**YOUR GOAL:** Which lines of the records below contain the word "Produkte"? Show each one.

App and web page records
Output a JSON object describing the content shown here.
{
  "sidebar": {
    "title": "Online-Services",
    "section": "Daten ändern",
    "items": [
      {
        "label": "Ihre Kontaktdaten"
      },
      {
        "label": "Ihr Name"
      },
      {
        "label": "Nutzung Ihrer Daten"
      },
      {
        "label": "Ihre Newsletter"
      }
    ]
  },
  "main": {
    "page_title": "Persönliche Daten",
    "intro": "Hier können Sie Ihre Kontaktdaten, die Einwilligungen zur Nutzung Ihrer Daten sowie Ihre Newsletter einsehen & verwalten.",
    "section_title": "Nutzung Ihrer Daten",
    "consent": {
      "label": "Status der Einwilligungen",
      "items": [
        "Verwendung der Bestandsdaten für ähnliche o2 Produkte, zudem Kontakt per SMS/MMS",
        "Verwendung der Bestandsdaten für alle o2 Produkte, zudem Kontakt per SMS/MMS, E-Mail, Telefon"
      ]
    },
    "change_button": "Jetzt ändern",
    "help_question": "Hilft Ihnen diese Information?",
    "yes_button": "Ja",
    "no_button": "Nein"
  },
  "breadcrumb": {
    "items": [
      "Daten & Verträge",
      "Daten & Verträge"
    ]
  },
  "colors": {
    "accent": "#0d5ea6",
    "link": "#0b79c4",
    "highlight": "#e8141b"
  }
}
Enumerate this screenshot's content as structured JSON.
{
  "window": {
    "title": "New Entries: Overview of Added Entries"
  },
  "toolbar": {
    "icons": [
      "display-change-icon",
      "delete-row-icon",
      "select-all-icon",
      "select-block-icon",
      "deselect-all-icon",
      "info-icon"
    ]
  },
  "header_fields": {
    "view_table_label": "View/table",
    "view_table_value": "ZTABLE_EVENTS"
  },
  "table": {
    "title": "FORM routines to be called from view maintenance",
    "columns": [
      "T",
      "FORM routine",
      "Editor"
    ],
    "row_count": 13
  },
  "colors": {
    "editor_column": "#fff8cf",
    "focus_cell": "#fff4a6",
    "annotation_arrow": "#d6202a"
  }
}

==

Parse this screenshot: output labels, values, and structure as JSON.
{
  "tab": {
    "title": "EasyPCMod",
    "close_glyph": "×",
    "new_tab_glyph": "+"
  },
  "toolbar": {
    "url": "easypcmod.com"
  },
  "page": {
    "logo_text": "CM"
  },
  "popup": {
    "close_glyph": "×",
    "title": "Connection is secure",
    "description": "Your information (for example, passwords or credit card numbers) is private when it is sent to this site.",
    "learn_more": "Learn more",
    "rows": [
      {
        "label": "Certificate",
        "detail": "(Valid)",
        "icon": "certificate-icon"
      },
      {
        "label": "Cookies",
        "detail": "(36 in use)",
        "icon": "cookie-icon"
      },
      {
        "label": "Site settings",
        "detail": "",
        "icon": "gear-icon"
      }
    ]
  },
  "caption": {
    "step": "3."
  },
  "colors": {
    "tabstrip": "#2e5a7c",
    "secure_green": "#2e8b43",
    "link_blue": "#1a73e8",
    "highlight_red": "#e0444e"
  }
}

**RESPONSE TO THE TASK:**
        "Verwendung der Bestandsdaten für ähnliche o2 Produkte, zudem Kontakt per SMS/MMS",
        "Verwendung der Bestandsdaten für alle o2 Produkte, zudem Kontakt per SMS/MMS, E-Mail, Telefon"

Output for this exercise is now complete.